Tell no one who doesn’t need to know.
Micah: [Lindsay Mills, Snowden’s girlfriend of several years, didn’t know that he had been collecting documents to leak to journalists until she heard about it on the news, like everyone else.]
Snowden: When we talk about whistleblowers and what to do, you want to think about tools for protecting your identity, protecting the existence of the relationship from any type of conventional communication system. You want to use something like SecureDrop, over the Tor network, so there is no connection between the computer that you are using at the time — preferably with a non-persistent operating system like Tails, so you’ve left no forensic trace on the machine you’re using, which hopefully is a disposable machine that you can get rid of afterward, that can’t be found in a raid, that can’t be analyzed or anything like that — so that the only outcome of your operational activities are the stories reported by the journalists.

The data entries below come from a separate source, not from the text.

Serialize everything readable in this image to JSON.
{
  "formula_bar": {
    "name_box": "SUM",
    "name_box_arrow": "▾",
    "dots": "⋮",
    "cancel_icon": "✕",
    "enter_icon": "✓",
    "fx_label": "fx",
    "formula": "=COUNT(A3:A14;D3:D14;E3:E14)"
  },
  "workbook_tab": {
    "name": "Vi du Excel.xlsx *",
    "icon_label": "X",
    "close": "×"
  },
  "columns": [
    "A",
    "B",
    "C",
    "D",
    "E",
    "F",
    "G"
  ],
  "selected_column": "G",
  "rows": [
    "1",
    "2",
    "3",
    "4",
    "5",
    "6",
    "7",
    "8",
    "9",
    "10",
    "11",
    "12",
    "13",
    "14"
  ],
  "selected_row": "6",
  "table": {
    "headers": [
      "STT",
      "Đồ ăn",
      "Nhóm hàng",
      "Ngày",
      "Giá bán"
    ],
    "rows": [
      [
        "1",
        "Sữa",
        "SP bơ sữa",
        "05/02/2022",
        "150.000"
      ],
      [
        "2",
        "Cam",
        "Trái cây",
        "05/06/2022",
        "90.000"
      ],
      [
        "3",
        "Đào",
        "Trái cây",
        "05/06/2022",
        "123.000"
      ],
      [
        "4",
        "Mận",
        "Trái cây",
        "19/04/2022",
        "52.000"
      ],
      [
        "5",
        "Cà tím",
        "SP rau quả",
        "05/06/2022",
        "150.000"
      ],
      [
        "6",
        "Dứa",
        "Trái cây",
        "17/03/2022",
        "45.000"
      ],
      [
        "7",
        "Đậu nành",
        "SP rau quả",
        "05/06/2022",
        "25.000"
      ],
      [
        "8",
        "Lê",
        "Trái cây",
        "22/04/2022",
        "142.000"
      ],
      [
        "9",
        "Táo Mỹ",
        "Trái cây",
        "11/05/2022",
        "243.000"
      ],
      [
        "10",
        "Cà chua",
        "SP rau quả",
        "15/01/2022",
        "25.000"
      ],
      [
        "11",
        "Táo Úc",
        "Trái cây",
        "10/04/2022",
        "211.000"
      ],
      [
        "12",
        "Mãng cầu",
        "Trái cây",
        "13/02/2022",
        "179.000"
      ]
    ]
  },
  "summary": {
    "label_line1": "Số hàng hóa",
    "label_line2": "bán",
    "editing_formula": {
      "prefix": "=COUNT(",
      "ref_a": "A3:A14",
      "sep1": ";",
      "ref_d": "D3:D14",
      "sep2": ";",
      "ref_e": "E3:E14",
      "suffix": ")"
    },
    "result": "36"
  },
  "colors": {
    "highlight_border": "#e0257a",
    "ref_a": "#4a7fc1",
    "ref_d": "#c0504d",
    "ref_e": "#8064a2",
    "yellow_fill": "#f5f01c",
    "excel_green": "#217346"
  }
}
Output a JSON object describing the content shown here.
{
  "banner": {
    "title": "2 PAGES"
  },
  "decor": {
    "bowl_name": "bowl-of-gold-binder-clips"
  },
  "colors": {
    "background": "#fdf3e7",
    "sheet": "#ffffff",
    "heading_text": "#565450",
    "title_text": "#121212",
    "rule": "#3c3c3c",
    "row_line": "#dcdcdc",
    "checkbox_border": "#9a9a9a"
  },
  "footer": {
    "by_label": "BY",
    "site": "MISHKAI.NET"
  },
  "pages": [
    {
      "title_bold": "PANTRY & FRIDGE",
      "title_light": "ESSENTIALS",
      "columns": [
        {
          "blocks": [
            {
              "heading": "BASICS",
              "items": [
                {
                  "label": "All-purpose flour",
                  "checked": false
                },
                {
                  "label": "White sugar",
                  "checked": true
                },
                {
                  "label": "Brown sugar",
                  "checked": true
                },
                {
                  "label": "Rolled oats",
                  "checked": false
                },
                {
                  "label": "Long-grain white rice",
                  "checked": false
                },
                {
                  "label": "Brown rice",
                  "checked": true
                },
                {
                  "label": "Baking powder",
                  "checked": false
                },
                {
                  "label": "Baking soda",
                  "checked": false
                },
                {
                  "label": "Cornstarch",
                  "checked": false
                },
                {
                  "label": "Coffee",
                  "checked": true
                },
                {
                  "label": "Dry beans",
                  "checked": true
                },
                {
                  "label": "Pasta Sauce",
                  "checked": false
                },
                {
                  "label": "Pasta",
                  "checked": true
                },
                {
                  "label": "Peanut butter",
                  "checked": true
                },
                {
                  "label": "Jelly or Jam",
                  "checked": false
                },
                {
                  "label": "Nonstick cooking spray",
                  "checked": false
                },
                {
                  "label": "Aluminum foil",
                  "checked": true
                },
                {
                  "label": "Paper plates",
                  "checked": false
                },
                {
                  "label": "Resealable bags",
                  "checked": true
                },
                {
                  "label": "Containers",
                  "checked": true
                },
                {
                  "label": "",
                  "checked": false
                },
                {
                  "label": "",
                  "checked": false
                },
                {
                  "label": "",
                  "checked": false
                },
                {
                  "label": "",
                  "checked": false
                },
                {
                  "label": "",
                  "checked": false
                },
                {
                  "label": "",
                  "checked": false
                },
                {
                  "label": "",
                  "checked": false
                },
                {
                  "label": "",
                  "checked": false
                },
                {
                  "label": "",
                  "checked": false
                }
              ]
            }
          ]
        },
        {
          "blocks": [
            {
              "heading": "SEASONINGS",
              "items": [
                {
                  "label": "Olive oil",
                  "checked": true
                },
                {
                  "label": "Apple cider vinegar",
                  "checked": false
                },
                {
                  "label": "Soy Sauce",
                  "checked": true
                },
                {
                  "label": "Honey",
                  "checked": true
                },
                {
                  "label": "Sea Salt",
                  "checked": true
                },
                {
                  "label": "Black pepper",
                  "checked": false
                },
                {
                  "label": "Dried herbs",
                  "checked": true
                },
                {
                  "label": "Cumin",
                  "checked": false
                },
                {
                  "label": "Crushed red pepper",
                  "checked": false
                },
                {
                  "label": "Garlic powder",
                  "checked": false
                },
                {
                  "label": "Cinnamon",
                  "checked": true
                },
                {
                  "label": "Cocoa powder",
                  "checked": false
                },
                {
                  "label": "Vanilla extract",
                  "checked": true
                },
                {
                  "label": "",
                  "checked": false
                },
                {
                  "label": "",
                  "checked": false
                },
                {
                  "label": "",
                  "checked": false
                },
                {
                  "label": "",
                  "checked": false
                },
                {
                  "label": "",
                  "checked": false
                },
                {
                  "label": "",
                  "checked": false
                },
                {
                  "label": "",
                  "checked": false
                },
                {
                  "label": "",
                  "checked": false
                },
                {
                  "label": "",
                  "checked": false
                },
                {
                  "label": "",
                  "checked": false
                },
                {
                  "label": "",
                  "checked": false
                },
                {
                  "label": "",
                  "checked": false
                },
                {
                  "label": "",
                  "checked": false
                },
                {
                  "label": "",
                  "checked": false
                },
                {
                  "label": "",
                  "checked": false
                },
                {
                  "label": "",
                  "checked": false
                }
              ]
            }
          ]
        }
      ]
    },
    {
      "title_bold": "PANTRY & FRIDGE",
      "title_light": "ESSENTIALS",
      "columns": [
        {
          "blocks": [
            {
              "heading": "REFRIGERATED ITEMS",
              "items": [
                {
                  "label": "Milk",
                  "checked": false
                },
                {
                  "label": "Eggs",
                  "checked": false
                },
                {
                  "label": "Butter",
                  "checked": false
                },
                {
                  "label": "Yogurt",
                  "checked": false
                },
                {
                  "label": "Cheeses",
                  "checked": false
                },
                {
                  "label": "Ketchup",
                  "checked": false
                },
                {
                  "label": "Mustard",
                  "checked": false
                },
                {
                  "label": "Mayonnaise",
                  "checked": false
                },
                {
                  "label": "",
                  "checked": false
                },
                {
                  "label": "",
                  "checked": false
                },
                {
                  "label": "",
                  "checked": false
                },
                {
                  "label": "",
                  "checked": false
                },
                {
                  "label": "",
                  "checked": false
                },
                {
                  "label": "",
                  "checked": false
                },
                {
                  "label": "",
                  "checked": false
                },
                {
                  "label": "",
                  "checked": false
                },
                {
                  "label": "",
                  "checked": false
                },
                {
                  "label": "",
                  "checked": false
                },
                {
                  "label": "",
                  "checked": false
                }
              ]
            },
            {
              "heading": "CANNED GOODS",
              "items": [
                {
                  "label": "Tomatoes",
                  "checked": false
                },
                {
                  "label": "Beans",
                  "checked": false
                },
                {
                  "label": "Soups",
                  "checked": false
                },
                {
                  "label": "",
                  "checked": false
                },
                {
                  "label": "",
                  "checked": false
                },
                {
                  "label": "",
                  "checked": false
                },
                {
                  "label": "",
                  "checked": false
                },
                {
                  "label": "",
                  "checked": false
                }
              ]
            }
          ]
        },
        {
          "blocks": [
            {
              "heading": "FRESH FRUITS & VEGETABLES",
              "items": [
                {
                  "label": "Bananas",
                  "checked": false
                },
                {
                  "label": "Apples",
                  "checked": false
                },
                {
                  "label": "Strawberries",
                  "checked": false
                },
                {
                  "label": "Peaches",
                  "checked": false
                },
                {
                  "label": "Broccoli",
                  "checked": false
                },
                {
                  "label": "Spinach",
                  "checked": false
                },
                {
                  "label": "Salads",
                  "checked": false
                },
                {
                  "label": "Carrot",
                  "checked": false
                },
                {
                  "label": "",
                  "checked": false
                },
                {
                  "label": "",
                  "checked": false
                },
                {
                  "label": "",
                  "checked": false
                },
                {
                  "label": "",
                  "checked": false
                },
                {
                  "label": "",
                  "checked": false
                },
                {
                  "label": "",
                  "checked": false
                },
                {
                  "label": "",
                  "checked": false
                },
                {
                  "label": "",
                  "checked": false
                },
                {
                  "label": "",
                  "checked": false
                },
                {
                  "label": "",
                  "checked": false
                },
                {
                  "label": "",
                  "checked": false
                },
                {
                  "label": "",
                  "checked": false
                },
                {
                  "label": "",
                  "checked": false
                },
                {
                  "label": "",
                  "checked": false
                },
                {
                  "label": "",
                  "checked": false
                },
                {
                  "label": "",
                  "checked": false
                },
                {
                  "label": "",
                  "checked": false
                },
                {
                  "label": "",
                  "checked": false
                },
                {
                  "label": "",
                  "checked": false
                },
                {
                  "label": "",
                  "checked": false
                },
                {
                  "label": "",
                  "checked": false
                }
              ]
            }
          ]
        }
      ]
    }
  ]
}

Micah: [SecureDrop is a whistleblower submission system. Here is a guide to using The Intercept’s SecureDrop server as safely as possible.]…
On Simple and Practical Threat Modeling:
Snowden: …You can drive yourself crazy thinking about bugs in the walls and cameras in the ceiling. Or you can think about what are the most realistic threats in your current situation? And on that basis take some activity to mitigate the most realistic threats.
In that case, for most people, that’s going to be very simple things. That’s going to be using a safe browser. That’s going to be disabling scripts and active content…And making sure that your regular day-to-day communications are being selectively shared through encrypted means…
On How Cell Phones Track Us By Default:
Micah: People use smartphones a lot. What do you think about using a smartphone for secure communications?
Snowden: Something that people forget about cellphones in general, of any type, is that you’re leaving a permanent record of all of your physical locations as you move around. … The problem with cellphones is they’re basically always talking about you, even when you’re not using them. That’s not to say that everyone should burn their cellphones … but you have to think about the context for your usage. Are you carrying a device that, by virtue of simply having it on your person, places you in a historic record in a place that you don’t want to be associated with, even if it’s something as simple as your place of worship?